This guide outlines the differences between the types of Accelerometer available.

Voltage Output IEPE Accelerometers 

This type of accelerometer features an integrated circuit within the Accelerometer converting the charge from the piezoelectric crystal before it leaves the sensor, this voltage can then be transmitted across a standard coaxial cable, as it is more stable and inherently immune to noise and interference from the cable. 

These kinds of accelerometers have a maximum operating temperature of 125ºC, with some high temperature variants of these accelerometers, which can withstand temperatures of up to 185ºC. There is also a water cooled accelerometer that can operate on surface temperatures in excess of 900ºC. IEPE Accelerometers can be connected to the measuring equipment, or a computer with minimal interfacing/instrumentation, and does not require the charge amplifier. It is important that the Accelerometer is powered by a stable, constant current supply to reduce noise on the signal generated by the Accelerometer. The disadvantage of low impedance accelerometers is that the sensor has an internally fixed range and time constant, potentially limiting their uses in some applications.

Operation at higher temperatures, up to 185°C for test and measurement accelerometers. 
Direct connectivity to the majority of readout instruments, or vibration analysers. More reliable.
Signal can be driven down a longer cable without increased noise or loss of resolution.
Can be operated from low cost constant current sources.
Integrated electronics can provide a higher output from a smaller mass
Use wide range of cable types  Less sensitive to dirt

Signal power often built into DAQ systems

Requires more expertise to operate the system.
Fixed sensitivity.
Range and time constant are fixed within the sensor.
More expensive per unit Lower operating temperature than a charge accelerometer
Less robust

Charge Output Accelerometers

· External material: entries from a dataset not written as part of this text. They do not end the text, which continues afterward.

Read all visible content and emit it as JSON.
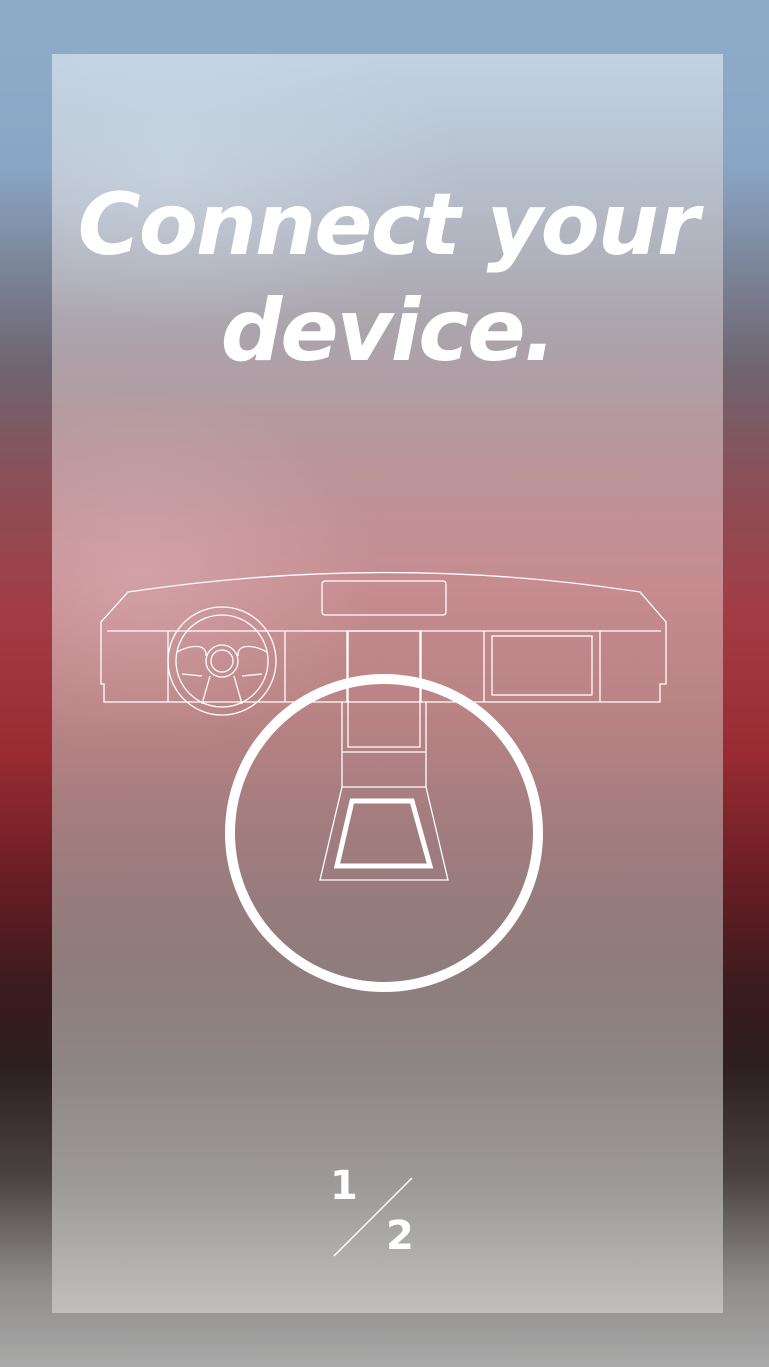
{
  "onboarding": {
    "title_line1": "Connect your",
    "title_line2": "device.",
    "illustration": "car-dashboard-icon",
    "pager": {
      "current": "1",
      "total": "2"
    }
  },
  "colors": {
    "text": "#ffffff",
    "accent_red": "#a23c44",
    "accent_blue": "#8eacca"
  }
}
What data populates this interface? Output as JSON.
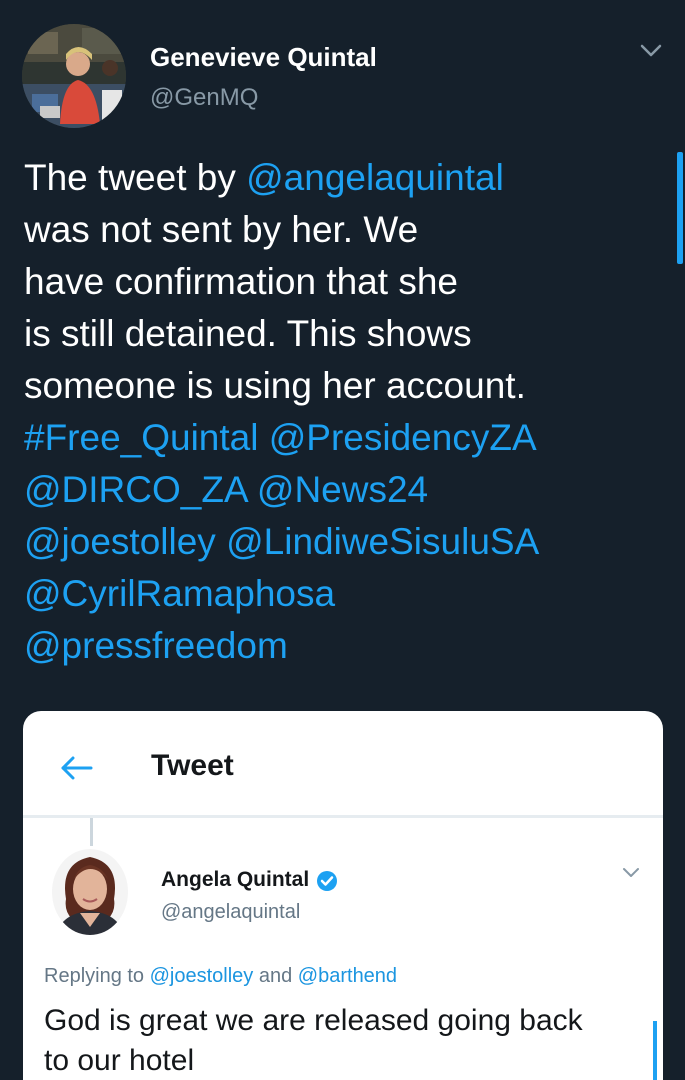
{
  "tweet": {
    "author": {
      "name": "Genevieve Quintal",
      "handle": "@GenMQ"
    },
    "caret_icon": "chevron-down-icon",
    "text_lines": [
      [
        {
          "t": "The tweet by ",
          "link": false
        },
        {
          "t": "@angelaquintal",
          "link": true
        }
      ],
      [
        {
          "t": "was not sent by her. We",
          "link": false
        }
      ],
      [
        {
          "t": "have confirmation that she",
          "link": false
        }
      ],
      [
        {
          "t": "is still detained. This shows",
          "link": false
        }
      ],
      [
        {
          "t": "someone is using her account.",
          "link": false
        }
      ],
      [
        {
          "t": "#Free_Quintal",
          "link": true
        },
        {
          "t": " ",
          "link": false
        },
        {
          "t": "@PresidencyZA",
          "link": true
        }
      ],
      [
        {
          "t": "@DIRCO_ZA",
          "link": true
        },
        {
          "t": " ",
          "link": false
        },
        {
          "t": "@News24",
          "link": true
        }
      ],
      [
        {
          "t": "@joestolley",
          "link": true
        },
        {
          "t": " ",
          "link": false
        },
        {
          "t": "@LindiweSisuluSA",
          "link": true
        }
      ],
      [
        {
          "t": "@CyrilRamaphosa",
          "link": true
        }
      ],
      [
        {
          "t": "@pressfreedom",
          "link": true
        }
      ]
    ]
  },
  "embedded_screenshot": {
    "header": {
      "back_icon": "back-arrow-icon",
      "title": "Tweet"
    },
    "quoted_tweet": {
      "name": "Angela Quintal",
      "verified_icon": "verified-badge-icon",
      "handle": "@angelaquintal",
      "caret_icon": "chevron-down-icon",
      "replying_prefix": "Replying to ",
      "replying_user1": "@joestolley",
      "replying_and": " and ",
      "replying_user2": "@barthend",
      "text_lines": [
        "God is great we are released going back",
        "to our hotel"
      ]
    }
  },
  "colors": {
    "background": "#15202b",
    "link": "#1da1f2",
    "secondary_text": "#8899a6"
  }
}
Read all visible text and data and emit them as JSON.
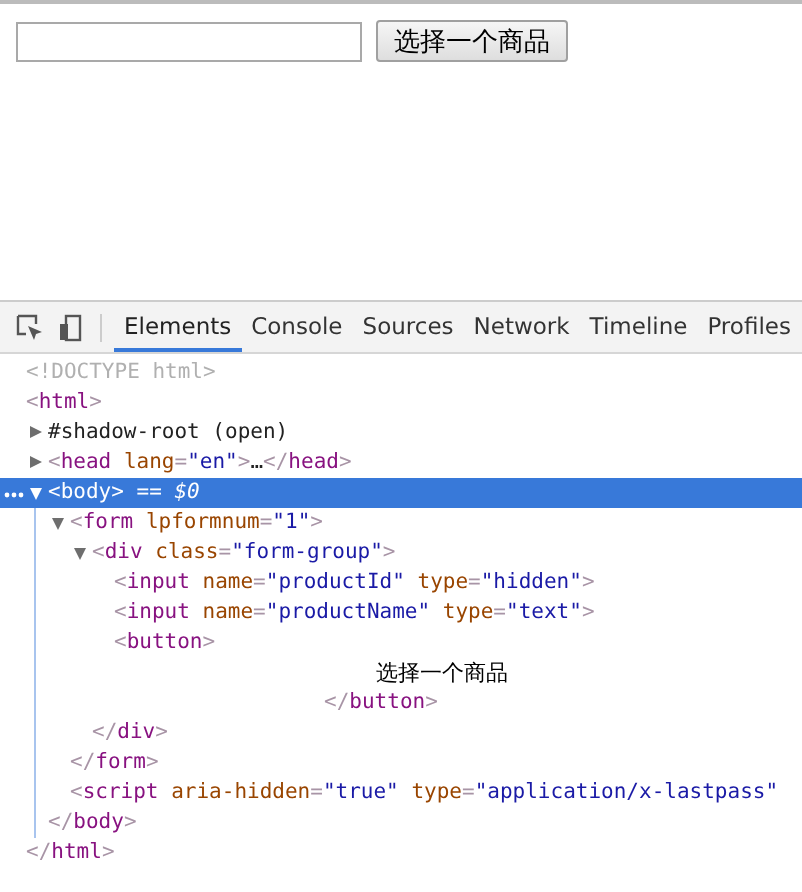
{
  "page": {
    "button": "选择一个商品"
  },
  "devtools": {
    "tabs": [
      {
        "label": "Elements",
        "selected": true
      },
      {
        "label": "Console",
        "selected": false
      },
      {
        "label": "Sources",
        "selected": false
      },
      {
        "label": "Network",
        "selected": false
      },
      {
        "label": "Timeline",
        "selected": false
      },
      {
        "label": "Profiles",
        "selected": false
      }
    ],
    "tree": [
      {
        "kind": "doctype",
        "selected": false,
        "text": "<!DOCTYPE html>"
      },
      {
        "kind": "element",
        "selected": false,
        "open": [
          {
            "kind": "punct",
            "text": "<"
          },
          {
            "kind": "tag",
            "text": "html"
          },
          {
            "kind": "punct",
            "text": ">"
          }
        ],
        "close": [
          {
            "kind": "punct",
            "text": "</"
          },
          {
            "kind": "tag",
            "text": "html"
          },
          {
            "kind": "punct",
            "text": ">"
          }
        ],
        "children": [
          {
            "kind": "shadow",
            "expanded": false,
            "selected": false,
            "text": "#shadow-root (open)"
          },
          {
            "kind": "element",
            "expanded": false,
            "selected": false,
            "open": [
              {
                "kind": "punct",
                "text": "<"
              },
              {
                "kind": "tag",
                "text": "head"
              },
              {
                "kind": "attr",
                "text": " lang"
              },
              {
                "kind": "punct",
                "text": "="
              },
              {
                "kind": "value",
                "text": "\"en\""
              },
              {
                "kind": "punct",
                "text": ">"
              },
              {
                "kind": "plain",
                "text": "…"
              },
              {
                "kind": "punct",
                "text": "</"
              },
              {
                "kind": "tag",
                "text": "head"
              },
              {
                "kind": "punct",
                "text": ">"
              }
            ]
          },
          {
            "kind": "element",
            "expanded": true,
            "selected": true,
            "suffix": " == $0",
            "open": [
              {
                "kind": "punct",
                "text": "<"
              },
              {
                "kind": "tag",
                "text": "body"
              },
              {
                "kind": "punct",
                "text": ">"
              }
            ],
            "close": [
              {
                "kind": "punct",
                "text": "</"
              },
              {
                "kind": "tag",
                "text": "body"
              },
              {
                "kind": "punct",
                "text": ">"
              }
            ],
            "children": [
              {
                "kind": "element",
                "expanded": true,
                "selected": false,
                "open": [
                  {
                    "kind": "punct",
                    "text": "<"
                  },
                  {
                    "kind": "tag",
                    "text": "form"
                  },
                  {
                    "kind": "attr",
                    "text": " lpformnum"
                  },
                  {
                    "kind": "punct",
                    "text": "="
                  },
                  {
                    "kind": "value",
                    "text": "\"1\""
                  },
                  {
                    "kind": "punct",
                    "text": ">"
                  }
                ],
                "close": [
                  {
                    "kind": "punct",
                    "text": "</"
                  },
                  {
                    "kind": "tag",
                    "text": "form"
                  },
                  {
                    "kind": "punct",
                    "text": ">"
                  }
                ],
                "children": [
                  {
                    "kind": "element",
                    "expanded": true,
                    "selected": false,
                    "open": [
                      {
                        "kind": "punct",
                        "text": "<"
                      },
                      {
                        "kind": "tag",
                        "text": "div"
                      },
                      {
                        "kind": "attr",
                        "text": " class"
                      },
                      {
                        "kind": "punct",
                        "text": "="
                      },
                      {
                        "kind": "value",
                        "text": "\"form-group\""
                      },
                      {
                        "kind": "punct",
                        "text": ">"
                      }
                    ],
                    "close": [
                      {
                        "kind": "punct",
                        "text": "</"
                      },
                      {
                        "kind": "tag",
                        "text": "div"
                      },
                      {
                        "kind": "punct",
                        "text": ">"
                      }
                    ],
                    "children": [
                      {
                        "kind": "element",
                        "selected": false,
                        "open": [
                          {
                            "kind": "punct",
                            "text": "<"
                          },
                          {
                            "kind": "tag",
                            "text": "input"
                          },
                          {
                            "kind": "attr",
                            "text": " name"
                          },
                          {
                            "kind": "punct",
                            "text": "="
                          },
                          {
                            "kind": "value",
                            "text": "\"productId\""
                          },
                          {
                            "kind": "attr",
                            "text": " type"
                          },
                          {
                            "kind": "punct",
                            "text": "="
                          },
                          {
                            "kind": "value",
                            "text": "\"hidden\""
                          },
                          {
                            "kind": "punct",
                            "text": ">"
                          }
                        ]
                      },
                      {
                        "kind": "element",
                        "selected": false,
                        "open": [
                          {
                            "kind": "punct",
                            "text": "<"
                          },
                          {
                            "kind": "tag",
                            "text": "input"
                          },
                          {
                            "kind": "attr",
                            "text": " name"
                          },
                          {
                            "kind": "punct",
                            "text": "="
                          },
                          {
                            "kind": "value",
                            "text": "\"productName\""
                          },
                          {
                            "kind": "attr",
                            "text": " type"
                          },
                          {
                            "kind": "punct",
                            "text": "="
                          },
                          {
                            "kind": "value",
                            "text": "\"text\""
                          },
                          {
                            "kind": "punct",
                            "text": ">"
                          }
                        ]
                      },
                      {
                        "kind": "element",
                        "selected": false,
                        "open": [
                          {
                            "kind": "punct",
                            "text": "<"
                          },
                          {
                            "kind": "tag",
                            "text": "button"
                          },
                          {
                            "kind": "punct",
                            "text": ">"
                          }
                        ],
                        "close": [
                          {
                            "kind": "punct",
                            "text": "</"
                          },
                          {
                            "kind": "tag",
                            "text": "button"
                          },
                          {
                            "kind": "punct",
                            "text": ">"
                          }
                        ],
                        "children": [
                          {
                            "kind": "text",
                            "selected": false,
                            "text": "选择一个商品"
                          }
                        ]
                      }
                    ]
                  }
                ]
              },
              {
                "kind": "element",
                "selected": false,
                "open": [
                  {
                    "kind": "punct",
                    "text": "<"
                  },
                  {
                    "kind": "tag",
                    "text": "script"
                  },
                  {
                    "kind": "attr",
                    "text": " aria-hidden"
                  },
                  {
                    "kind": "punct",
                    "text": "="
                  },
                  {
                    "kind": "value",
                    "text": "\"true\""
                  },
                  {
                    "kind": "attr",
                    "text": " type"
                  },
                  {
                    "kind": "punct",
                    "text": "="
                  },
                  {
                    "kind": "value",
                    "text": "\"application/x-lastpass\""
                  }
                ]
              }
            ]
          }
        ]
      }
    ]
  }
}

In this type of accelerometer, a charge will be emitted proportional to the force applied on the piezoelectric accelerometer. This charge will be transmitted directly down the cable and will require special low noise cable, with a charge amplifier on the receiving end. Charge accelerometers have high impedance and are particularly suited to high temperature applications (more than 185°C) where IEPE Accelerometers could not be used.   It is important to note that due to the high impedance nature of these sensors, they require a low noise of cable to be used when connecting the sensor to the measurement equipment. This is due to the cable used having an effect on the signal; movement on the cable can distort this signal. It is also important to note that cable length will have a significant effect on the signal from the sensor, and it is advisable to have a short cable between the accelerometer and charge amplifier. Low noise charge amplifiers, or amplifiers with integrated low pass filters can be used, meaning that the signal from the charge amplifier useable without any further filtering. The main advantage of a charge system over an IEPE system is the ability of the accelerometer to operate at higher temperatures. Charge systems are generally more versatile due to the time constant, gain and normalisation all being controlled from the charge amplifier. 

Operation at higher temperatures, up to 250°C for test and measurement accelerometers, and 400°C for industrial accelerometers.
More flexibility in adjusting the time constant, gain and normalisation via the charge amplifier.
Extended low frequency response.
Wider Dynamic Range
Lower cost per unit
Noise from the cable affects results and reduces resolution – Must use Low Noise Cable.
More costly with the requirement for additional instrumentation, and special low noise cables.
High impedance nature of the signal makes it more vulnerable to noise. Ie, Sensitive to cable flex
Requires more expertise to operate the system.
Sensitive to dirt on connectors